Some keep the Sabbath going to Church – I keep it, staying at Home – With a Bobolink for a Chorister – And an Orchard, for a Dome –
Some keep the Sabbath in Surplice – I, just wear my Wings – And instead of tolling the Bell, for Church, Our little Sexton – sings.
God preaches, a noted Clergyman – And the sermon is never long, So instead of getting to Heaven, at last – I’m going, all along.
~ Emily Dickinson (The Poems of Emily Dickinson, #236)
Save your sermons for someone that’s afraid to love If you knew what I feel then you couldn’t be so sure I’ll be right here lying in the hands of God If you feel angels in your head Teardrop of joy runs down your face You will rise ~ Dave Matthews ♫ (Lying in the Hands of God) ♫
Adrift! A little boat adrift! And night is coming down! Will no one guide a little boat Unto the nearest town?
So sailors say — on yesterday — Just as the dusk was brown One little boat gave up its strife And gurgled down and down
So angels say — on yesterday — Just as the dawn was red One little boat — o’erspent with gales — Retrimmed its masts — redecked its sails — And shot — exultant on!
~ Emily Dickinson (The Poems of Emily Dickinson, #6)
Now that I have a Kindle and can read for hours on end without bothering my eyes, I have delved into a huge comprehensive biography of the life of Emily Dickinson, My Wars Are Laid Away in Books: The Life of Emily Dickinson. The above poem struck a chord with me.
What I’ve been learning is that Emily grappled with an exhausting spiritual struggle during her childhood and young adulthood. One by one more and more of her family members and friends experienced evangelical conversions each time a revival made its way to her mother’s church in Amherst, Massachusetts. Emily was never moved to convert, winding up a solitary holdout, and I suspect it was the hypocrisy and inconsistencies in the dogma as presented by her teachers and ministers that never sat well with her.
Some keep the Sabbath going to Church — I keep it, staying at Home — With a Bobolink for a Chorister — And an Orchard, for a Dome — ~ Emily Dickinson (The Poems of Emily Dickinson, #236)
Emily found spiritual fulfillment and ecstasy in nature. I think it can be found in the creative arts, too, and in healing. I will read on, as I just got to the “Adrift!” poem yesterday, but my feeling is that once she made peace with this realization, she was able re-trim her masts, re-deck her sails, and get on with her true vocation, her poetry, her spiritual expression, her own way of worshiping.

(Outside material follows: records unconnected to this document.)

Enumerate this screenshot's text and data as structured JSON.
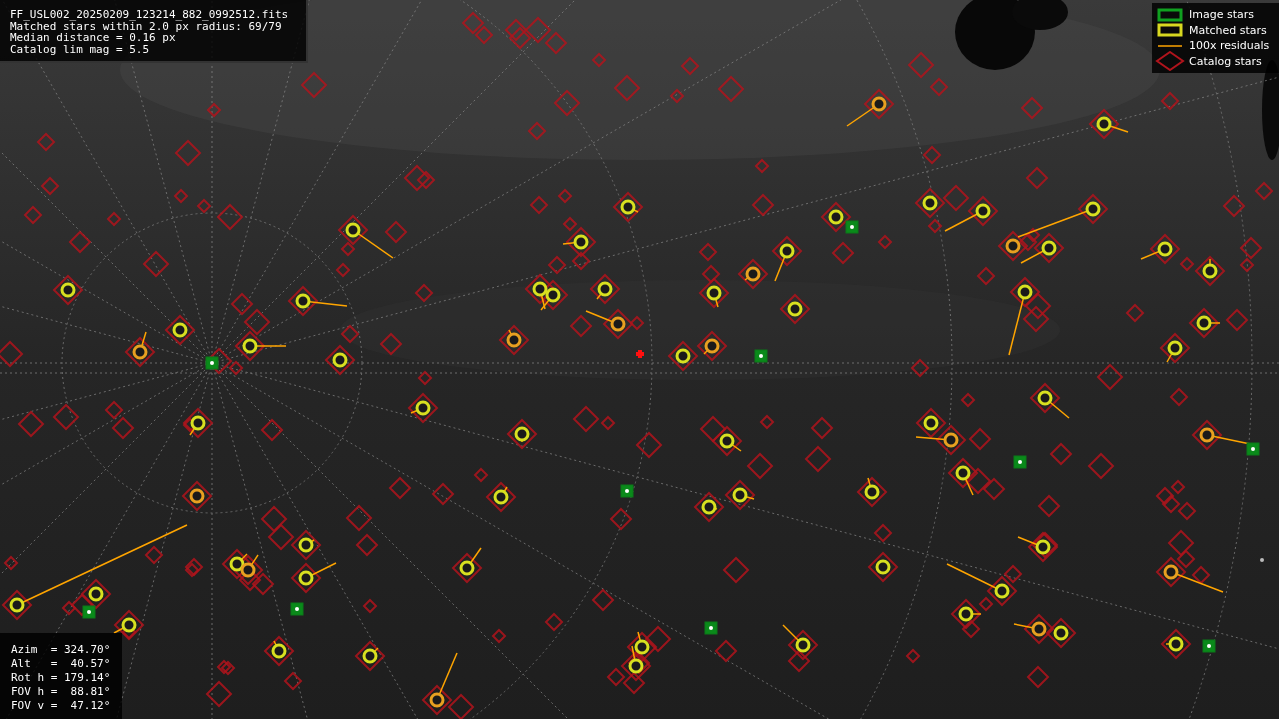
{
  "info_panel": {
    "lines": [
      "FF_USL002_20250209_123214_882_0992512.fits",
      "Matched stars within 2.0 px radius: 69/79",
      "Median distance = 0.16 px",
      "Catalog lim mag = 5.5"
    ]
  },
  "legend": [
    {
      "label": "Image stars"
    },
    {
      "kind": "matched",
      "label": "Matched stars"
    },
    {
      "kind": "residual",
      "label": "100x residuals"
    },
    {
      "kind": "catalog",
      "label": "Catalog stars"
    }
  ],
  "pointing_panel": {
    "lines": [
      "Azim  = 324.70°",
      "Alt   =  40.57°",
      "Rot h = 179.14°",
      "FOV h =  88.81°",
      "FOV v =  47.12°"
    ]
  }
}
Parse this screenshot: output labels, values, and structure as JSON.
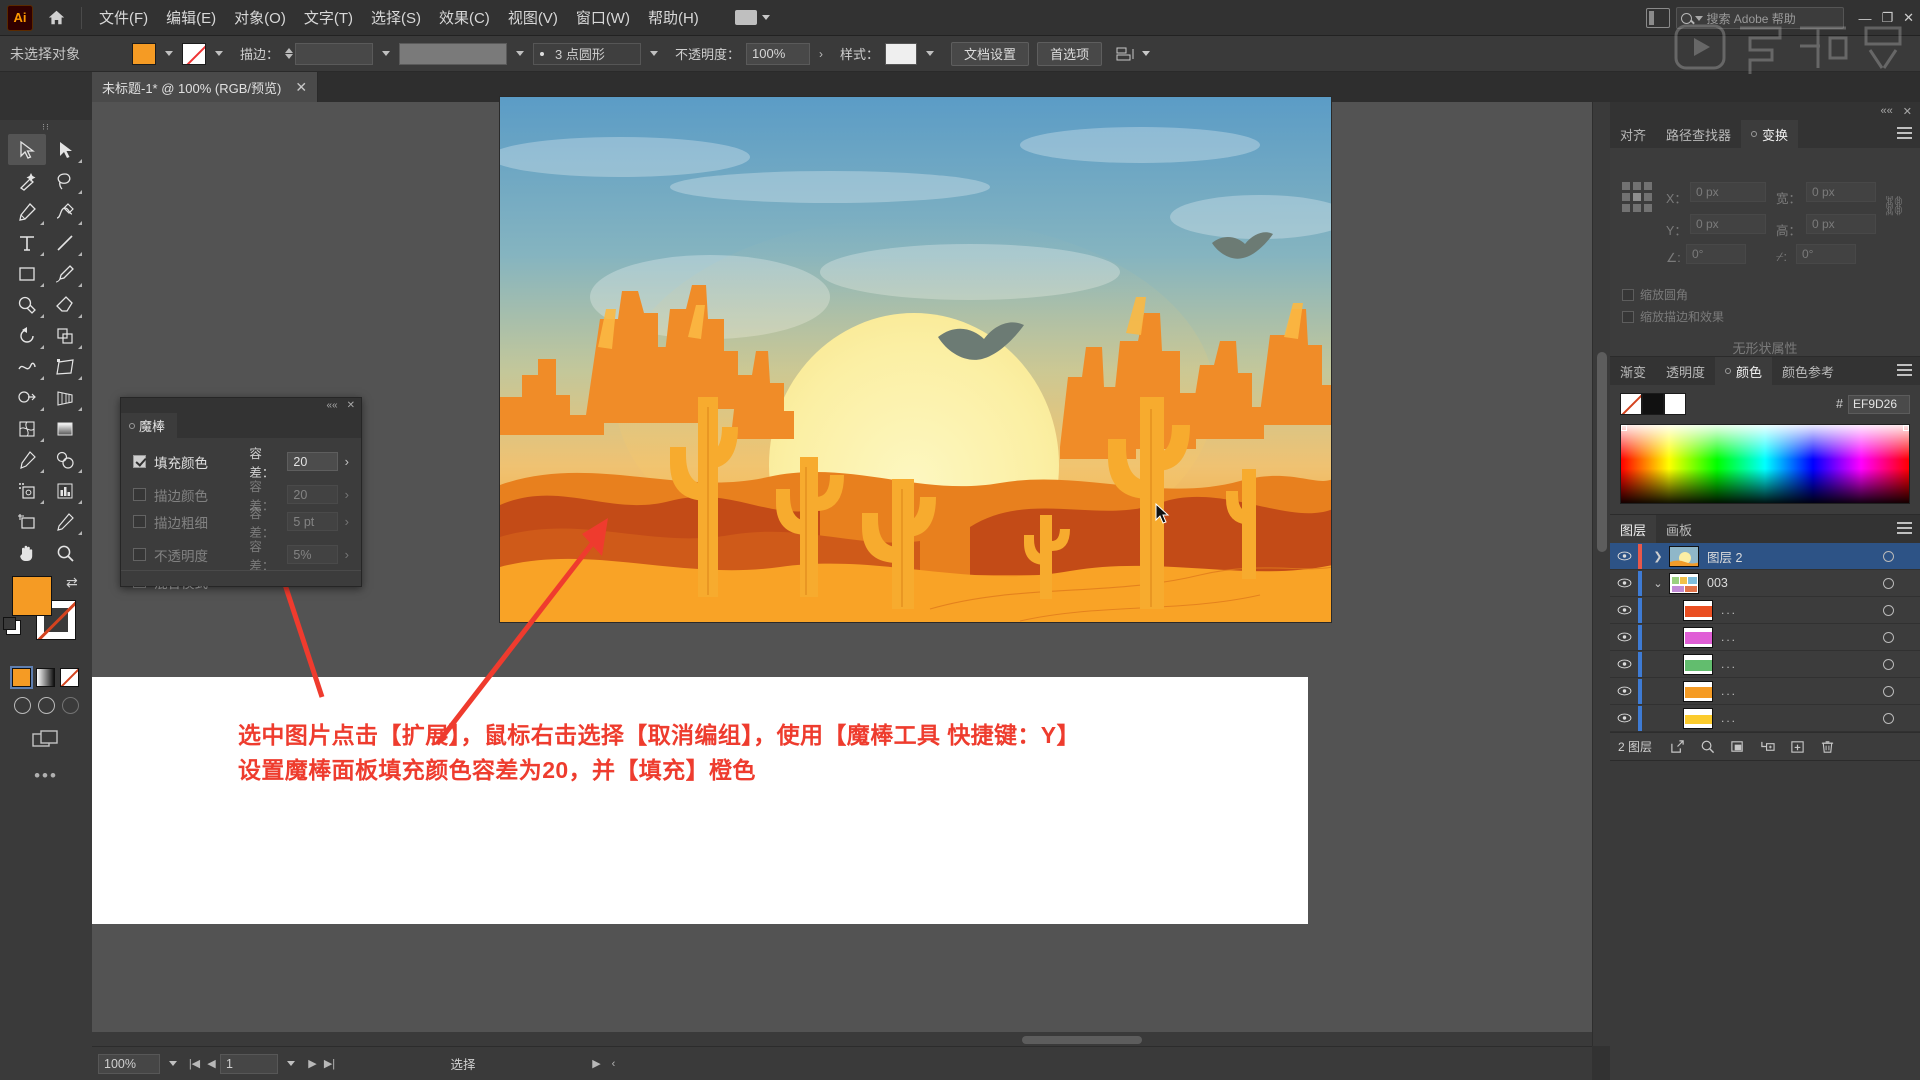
{
  "app": {
    "logo": "Ai",
    "home_icon": "home-icon"
  },
  "menu": {
    "items": [
      {
        "label": "文件(F)"
      },
      {
        "label": "编辑(E)"
      },
      {
        "label": "对象(O)"
      },
      {
        "label": "文字(T)"
      },
      {
        "label": "选择(S)"
      },
      {
        "label": "效果(C)"
      },
      {
        "label": "视图(V)"
      },
      {
        "label": "窗口(W)"
      },
      {
        "label": "帮助(H)"
      }
    ],
    "search_placeholder": "搜索 Adobe 帮助",
    "window_minimize": "—",
    "window_restore": "❐",
    "window_close": "✕"
  },
  "options": {
    "selection_label": "未选择对象",
    "fill_color": "#f59b24",
    "stroke_label": "描边：",
    "stroke_weight": "",
    "brush_label": "3 点圆形",
    "opacity_label": "不透明度：",
    "opacity_value": "100%",
    "style_label": "样式：",
    "doc_setup_button": "文档设置",
    "preferences_button": "首选项",
    "align_icon": "align-icon"
  },
  "document": {
    "tab_title": "未标题-1* @ 100% (RGB/预览)",
    "close_icon": "✕"
  },
  "toolbar": {
    "tools": [
      {
        "name": "selection-tool",
        "active": true
      },
      {
        "name": "direct-selection-tool",
        "active": false
      },
      {
        "name": "magic-wand-tool",
        "active": false
      },
      {
        "name": "lasso-tool",
        "active": false
      },
      {
        "name": "pen-tool",
        "active": false
      },
      {
        "name": "curvature-tool",
        "active": false
      },
      {
        "name": "type-tool",
        "active": false
      },
      {
        "name": "line-segment-tool",
        "active": false
      },
      {
        "name": "rectangle-tool",
        "active": false
      },
      {
        "name": "paintbrush-tool",
        "active": false
      },
      {
        "name": "shaper-tool",
        "active": false
      },
      {
        "name": "eraser-tool",
        "active": false
      },
      {
        "name": "rotate-tool",
        "active": false
      },
      {
        "name": "scale-tool",
        "active": false
      },
      {
        "name": "width-tool",
        "active": false
      },
      {
        "name": "free-transform-tool",
        "active": false
      },
      {
        "name": "shape-builder-tool",
        "active": false
      },
      {
        "name": "perspective-grid-tool",
        "active": false
      },
      {
        "name": "mesh-tool",
        "active": false
      },
      {
        "name": "gradient-tool",
        "active": false
      },
      {
        "name": "eyedropper-tool",
        "active": false
      },
      {
        "name": "blend-tool",
        "active": false
      },
      {
        "name": "symbol-sprayer-tool",
        "active": false
      },
      {
        "name": "column-graph-tool",
        "active": false
      },
      {
        "name": "artboard-tool",
        "active": false
      },
      {
        "name": "slice-tool",
        "active": false
      },
      {
        "name": "hand-tool",
        "active": false
      },
      {
        "name": "zoom-tool",
        "active": false
      }
    ],
    "fill_swatch": "#f59b24",
    "stroke_swatch": "none",
    "more_tools": "•••"
  },
  "magic_wand_panel": {
    "title": "魔棒",
    "collapse_icon": "««",
    "close_icon": "✕",
    "rows": [
      {
        "label": "填充颜色",
        "checked": true,
        "tol_label": "容差：",
        "tol_value": "20",
        "enabled": true
      },
      {
        "label": "描边颜色",
        "checked": false,
        "tol_label": "容差：",
        "tol_value": "20",
        "enabled": false
      },
      {
        "label": "描边粗细",
        "checked": false,
        "tol_label": "容差：",
        "tol_value": "5 pt",
        "enabled": false
      },
      {
        "label": "不透明度",
        "checked": false,
        "tol_label": "容差：",
        "tol_value": "5%",
        "enabled": false
      },
      {
        "label": "混合模式",
        "checked": false,
        "tol_label": "",
        "tol_value": "",
        "enabled": false
      }
    ]
  },
  "transform_panel": {
    "tabs": [
      {
        "label": "对齐",
        "active": false
      },
      {
        "label": "路径查找器",
        "active": false
      },
      {
        "label": "变换",
        "active": true
      }
    ],
    "x_label": "X：",
    "x_value": "0 px",
    "y_label": "Y：",
    "y_value": "0 px",
    "w_label": "宽：",
    "w_value": "0 px",
    "h_label": "高：",
    "h_value": "0 px",
    "angle_label": "∠:",
    "angle_value": "0°",
    "shear_label": "⌿:",
    "shear_value": "0°",
    "chk_scale_corners": "缩放圆角",
    "chk_scale_strokes": "缩放描边和效果",
    "no_attr_text": "无形状属性",
    "link_icon": "link-icon",
    "menu_icon": "panel-menu-icon"
  },
  "color_panel": {
    "tabs": [
      {
        "label": "渐变",
        "active": false
      },
      {
        "label": "透明度",
        "active": false
      },
      {
        "label": "颜色",
        "active": true
      },
      {
        "label": "颜色参考",
        "active": false
      }
    ],
    "hash": "#",
    "hex_value": "EF9D26",
    "swatches": [
      "none",
      "black",
      "white"
    ],
    "menu_icon": "panel-menu-icon"
  },
  "layers_panel": {
    "tabs": [
      {
        "label": "图层",
        "active": true
      },
      {
        "label": "画板",
        "active": false
      }
    ],
    "rows": [
      {
        "name": "图层 2",
        "selected": true,
        "indent": 0,
        "color": "#e8584a",
        "expand": "collapsed",
        "thumb": "artwork",
        "dots": ""
      },
      {
        "name": "003",
        "selected": false,
        "indent": 1,
        "color": "#3e7bd4",
        "expand": "expanded",
        "thumb": "group",
        "dots": ""
      },
      {
        "name": "",
        "selected": false,
        "indent": 2,
        "color": "#3e7bd4",
        "expand": "none",
        "thumb": "red",
        "dots": "..."
      },
      {
        "name": "",
        "selected": false,
        "indent": 2,
        "color": "#3e7bd4",
        "expand": "none",
        "thumb": "magenta",
        "dots": "..."
      },
      {
        "name": "",
        "selected": false,
        "indent": 2,
        "color": "#3e7bd4",
        "expand": "none",
        "thumb": "green",
        "dots": "..."
      },
      {
        "name": "",
        "selected": false,
        "indent": 2,
        "color": "#3e7bd4",
        "expand": "none",
        "thumb": "orange",
        "dots": "..."
      },
      {
        "name": "",
        "selected": false,
        "indent": 2,
        "color": "#3e7bd4",
        "expand": "none",
        "thumb": "yellow",
        "dots": "..."
      }
    ],
    "footer_count": "2 图层",
    "footer_icons": [
      "locate-object-icon",
      "search-icon",
      "make-clipping-mask-icon",
      "create-sublayer-icon",
      "new-layer-icon",
      "delete-layer-icon"
    ]
  },
  "annotation": {
    "line1": "选中图片点击【扩展】，鼠标右击选择【取消编组】，使用【魔棒工具 快捷键：Y】",
    "line2": "设置魔棒面板填充颜色容差为20，并【填充】橙色"
  },
  "statusbar": {
    "zoom": "100%",
    "page": "1",
    "status_text": "选择",
    "first_icon": "|◀",
    "prev_icon": "◀",
    "next_icon": "▶",
    "last_icon": "▶|"
  },
  "artwork": {
    "name": "desert-sunset-illustration",
    "sky_top": "#5a9ac4",
    "sky_mid": "#97c0bd",
    "sky_glow": "#f0c878",
    "sun": "#fbf0a6",
    "dune_front": "#f9a326",
    "dune_mid": "#e8801e",
    "mesa_dark": "#c34b17",
    "cactus": "#f5a92e",
    "bird": "#6b7a74"
  }
}
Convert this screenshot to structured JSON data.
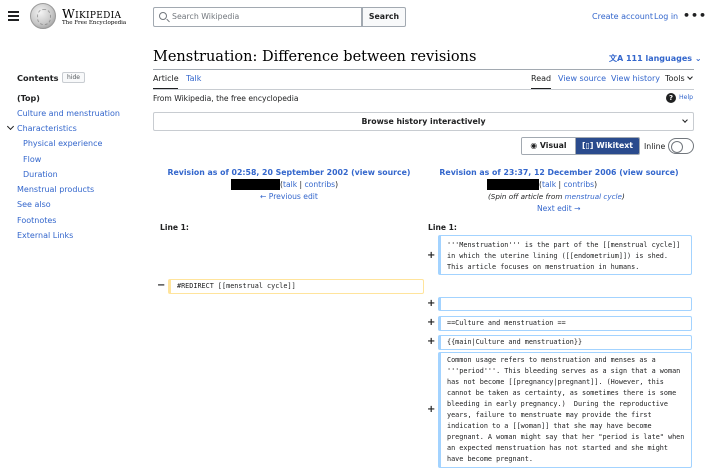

As a child my intuition rebelled against my father’s atheism. The first chance I got I latched on to a religion with just as much oppressive dogmatism as the scientific atheism from which I was trying to escape. But while ‘gurgling down’ in my spiritual struggle, it slowly dawned on me that religion and science are simply different ways of trying to make sense of and explain the world and the universe. The assumptions of both can be terribly flawed and misguided. Organized religion and organized science can both be dogmatic and self-righteous. People who worship science, in my opinion, give up their own experience of the divine to the men in lab coats, our modern-day priests. Ideally there is a balance between Logic and Wonder, however.
When I started reading Emerson and Dickinson I found myself home at last with the ideas of transcendentalists:
The transcendentalists felt the presence of God in their intuition, but they advised that intuition should be guided by reason, and not follow its own course unaided. They discerned that God speaks directly to the self within us. They stressed the value and importance of personal mystical experience over beliefs, doctrines, rituals, and institutions. All their insights derived from their inner life. Their movement was a reaffirmation of the inner way of introversion or interiority. ~ Wayne Teasdale (The Mystic Heart: Discovering a Universal Spirituality in the World’s Religions)
How I admire Emily for holding on to her inner life!